While you certainly can do annealing and depletion gilding with a kiln, it makes more sense to do both with a torch, in my opinion, It is quicker and takes less energy and also helps students learn to gauge temperature when using a torch. When making a jewelry piece, you often anneal multiple times, and going back and forth to a kiln makes little sense. The same is true for depletion gilding, which takes multiple cycles of heating and pickling. Enameling can certainly be done in one of the front loading cube kilns, as can metal clay, but both can also be done with a torch or with a much cheaper hotplate enameling kiln. The hotplate kiln is about $175, whereas the cubes are about $1000 or more, esp. with the programmable feature. Temperature of the hotplate could be gauged by eye or using orton cones. You could get two or three of the hotplate kilns for less than the cost of the cube and spend the rest of the money on something else. You would need to exercise some care with the hotplate kiln, but students will need to exercise just as much care with torches, which I assume they would be using.

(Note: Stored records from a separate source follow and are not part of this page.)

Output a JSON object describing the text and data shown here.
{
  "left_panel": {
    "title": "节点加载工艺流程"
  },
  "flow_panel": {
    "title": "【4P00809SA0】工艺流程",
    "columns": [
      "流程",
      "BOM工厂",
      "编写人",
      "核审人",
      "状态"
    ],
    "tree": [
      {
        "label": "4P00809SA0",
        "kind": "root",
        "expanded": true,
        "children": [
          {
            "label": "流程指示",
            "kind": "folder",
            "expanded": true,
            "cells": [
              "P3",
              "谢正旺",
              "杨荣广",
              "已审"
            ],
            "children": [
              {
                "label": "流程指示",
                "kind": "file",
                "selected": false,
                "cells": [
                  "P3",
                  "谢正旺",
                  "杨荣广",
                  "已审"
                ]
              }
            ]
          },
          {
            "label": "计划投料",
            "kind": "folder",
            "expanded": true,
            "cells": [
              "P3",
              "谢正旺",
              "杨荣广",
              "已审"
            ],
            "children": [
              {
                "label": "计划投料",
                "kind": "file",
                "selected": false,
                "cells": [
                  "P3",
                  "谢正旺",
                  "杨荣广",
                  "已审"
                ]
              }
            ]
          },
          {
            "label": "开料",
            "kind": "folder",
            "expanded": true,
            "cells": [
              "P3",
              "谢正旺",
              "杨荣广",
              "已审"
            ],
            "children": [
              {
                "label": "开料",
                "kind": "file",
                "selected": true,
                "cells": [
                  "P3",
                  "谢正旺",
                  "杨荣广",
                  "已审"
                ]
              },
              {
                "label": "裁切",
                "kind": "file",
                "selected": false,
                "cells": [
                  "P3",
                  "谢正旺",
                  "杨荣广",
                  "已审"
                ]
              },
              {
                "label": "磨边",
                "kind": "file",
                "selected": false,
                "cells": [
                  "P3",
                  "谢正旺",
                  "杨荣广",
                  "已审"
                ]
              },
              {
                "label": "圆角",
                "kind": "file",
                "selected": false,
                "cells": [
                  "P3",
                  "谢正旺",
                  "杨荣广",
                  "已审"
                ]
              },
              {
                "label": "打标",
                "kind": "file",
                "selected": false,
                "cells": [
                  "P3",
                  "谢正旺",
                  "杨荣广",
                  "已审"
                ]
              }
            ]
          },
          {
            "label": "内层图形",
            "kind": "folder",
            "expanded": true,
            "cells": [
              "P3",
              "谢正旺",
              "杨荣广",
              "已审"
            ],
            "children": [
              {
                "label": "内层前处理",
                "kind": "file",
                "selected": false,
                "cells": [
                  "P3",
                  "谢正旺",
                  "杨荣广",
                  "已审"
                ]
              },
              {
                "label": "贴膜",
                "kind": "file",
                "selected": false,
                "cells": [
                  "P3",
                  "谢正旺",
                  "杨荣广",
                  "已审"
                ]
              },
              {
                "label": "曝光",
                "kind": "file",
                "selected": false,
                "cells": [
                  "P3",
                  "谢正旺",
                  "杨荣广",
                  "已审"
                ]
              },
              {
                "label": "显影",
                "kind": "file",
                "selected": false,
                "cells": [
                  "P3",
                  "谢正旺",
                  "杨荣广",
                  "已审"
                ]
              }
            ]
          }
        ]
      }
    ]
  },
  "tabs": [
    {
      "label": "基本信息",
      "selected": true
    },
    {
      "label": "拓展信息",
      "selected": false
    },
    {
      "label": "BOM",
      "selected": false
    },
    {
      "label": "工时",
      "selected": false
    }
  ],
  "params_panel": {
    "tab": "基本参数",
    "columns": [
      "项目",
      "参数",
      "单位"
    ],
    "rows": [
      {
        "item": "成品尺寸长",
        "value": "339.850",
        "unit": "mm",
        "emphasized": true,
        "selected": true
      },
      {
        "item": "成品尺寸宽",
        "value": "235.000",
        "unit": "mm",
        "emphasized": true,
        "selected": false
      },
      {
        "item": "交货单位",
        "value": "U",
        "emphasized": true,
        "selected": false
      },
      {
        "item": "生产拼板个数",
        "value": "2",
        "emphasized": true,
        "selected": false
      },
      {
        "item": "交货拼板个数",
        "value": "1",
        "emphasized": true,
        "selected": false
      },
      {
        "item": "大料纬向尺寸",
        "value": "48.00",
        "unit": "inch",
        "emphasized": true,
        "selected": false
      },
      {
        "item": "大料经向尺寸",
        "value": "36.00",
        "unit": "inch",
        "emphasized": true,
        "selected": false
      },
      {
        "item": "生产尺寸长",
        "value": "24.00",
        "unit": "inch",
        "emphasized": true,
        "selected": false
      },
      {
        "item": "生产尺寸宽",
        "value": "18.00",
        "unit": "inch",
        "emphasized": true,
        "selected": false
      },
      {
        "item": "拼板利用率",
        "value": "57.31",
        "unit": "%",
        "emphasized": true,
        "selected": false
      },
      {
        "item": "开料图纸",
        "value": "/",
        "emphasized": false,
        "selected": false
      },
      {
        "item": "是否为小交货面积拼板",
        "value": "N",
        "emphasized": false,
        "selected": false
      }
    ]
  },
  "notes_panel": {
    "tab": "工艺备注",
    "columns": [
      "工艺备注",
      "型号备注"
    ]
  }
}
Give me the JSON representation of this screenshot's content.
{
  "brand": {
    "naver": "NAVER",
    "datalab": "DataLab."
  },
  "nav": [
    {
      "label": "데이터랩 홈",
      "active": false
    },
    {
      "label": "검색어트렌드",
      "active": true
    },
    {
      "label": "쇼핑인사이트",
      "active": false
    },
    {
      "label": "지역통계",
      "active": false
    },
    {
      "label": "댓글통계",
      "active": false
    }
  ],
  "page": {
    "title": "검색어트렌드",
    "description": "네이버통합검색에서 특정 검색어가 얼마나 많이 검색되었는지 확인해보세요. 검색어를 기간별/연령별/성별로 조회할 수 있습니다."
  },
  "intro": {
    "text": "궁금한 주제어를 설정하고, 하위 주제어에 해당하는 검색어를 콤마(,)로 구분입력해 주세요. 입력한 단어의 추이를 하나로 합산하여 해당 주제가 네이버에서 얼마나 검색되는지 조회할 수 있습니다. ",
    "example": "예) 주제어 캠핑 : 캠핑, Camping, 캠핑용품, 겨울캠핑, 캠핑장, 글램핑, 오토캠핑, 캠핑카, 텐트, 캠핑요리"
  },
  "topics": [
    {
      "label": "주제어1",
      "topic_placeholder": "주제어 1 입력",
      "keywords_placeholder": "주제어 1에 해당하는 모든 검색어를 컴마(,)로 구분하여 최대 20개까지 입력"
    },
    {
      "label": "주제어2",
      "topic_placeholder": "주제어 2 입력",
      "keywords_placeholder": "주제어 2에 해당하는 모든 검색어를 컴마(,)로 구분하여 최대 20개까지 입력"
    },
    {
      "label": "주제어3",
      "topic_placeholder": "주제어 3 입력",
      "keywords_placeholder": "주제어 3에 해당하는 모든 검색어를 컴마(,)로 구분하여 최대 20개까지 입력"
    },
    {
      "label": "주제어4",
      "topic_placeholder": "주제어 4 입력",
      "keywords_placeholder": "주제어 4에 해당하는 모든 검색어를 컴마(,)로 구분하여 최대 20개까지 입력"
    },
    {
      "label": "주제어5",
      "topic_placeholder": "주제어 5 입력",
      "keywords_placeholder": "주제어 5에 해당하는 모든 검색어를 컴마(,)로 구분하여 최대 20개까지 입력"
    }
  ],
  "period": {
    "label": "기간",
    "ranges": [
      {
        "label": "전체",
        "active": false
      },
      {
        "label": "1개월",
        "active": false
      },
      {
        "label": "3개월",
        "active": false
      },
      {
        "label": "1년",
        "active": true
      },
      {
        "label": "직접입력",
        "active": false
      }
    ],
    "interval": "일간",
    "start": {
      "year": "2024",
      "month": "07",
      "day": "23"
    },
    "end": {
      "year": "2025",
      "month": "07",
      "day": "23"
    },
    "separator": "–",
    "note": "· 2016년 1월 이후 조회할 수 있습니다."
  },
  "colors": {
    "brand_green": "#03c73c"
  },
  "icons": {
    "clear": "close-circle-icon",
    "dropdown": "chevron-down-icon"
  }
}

A programmable kiln might be nice, but not entirely necessary, for heat hardening sterling or Argentium. A programmable kiln is very useful, as has been mentioned, for flask burnout and it’s also great for heat treating gems, but almost no one does that. If someone is telling you you need a programmable kiln for annealing, depletion gilding, enameling and PMC, perhaps they don’t know much about these processes. It would make more sense to me to use a low tech option, as many students would not be able to afford a $1000+ kiln and should learn alternate, cheaper methods they can duplicate at home.
It’s not uncommon for school workshops to end up with all kinds of stuff someone decided they needed that isn’t used, so consider who will use the kiln and whether it is really necessary or efficient for your uses.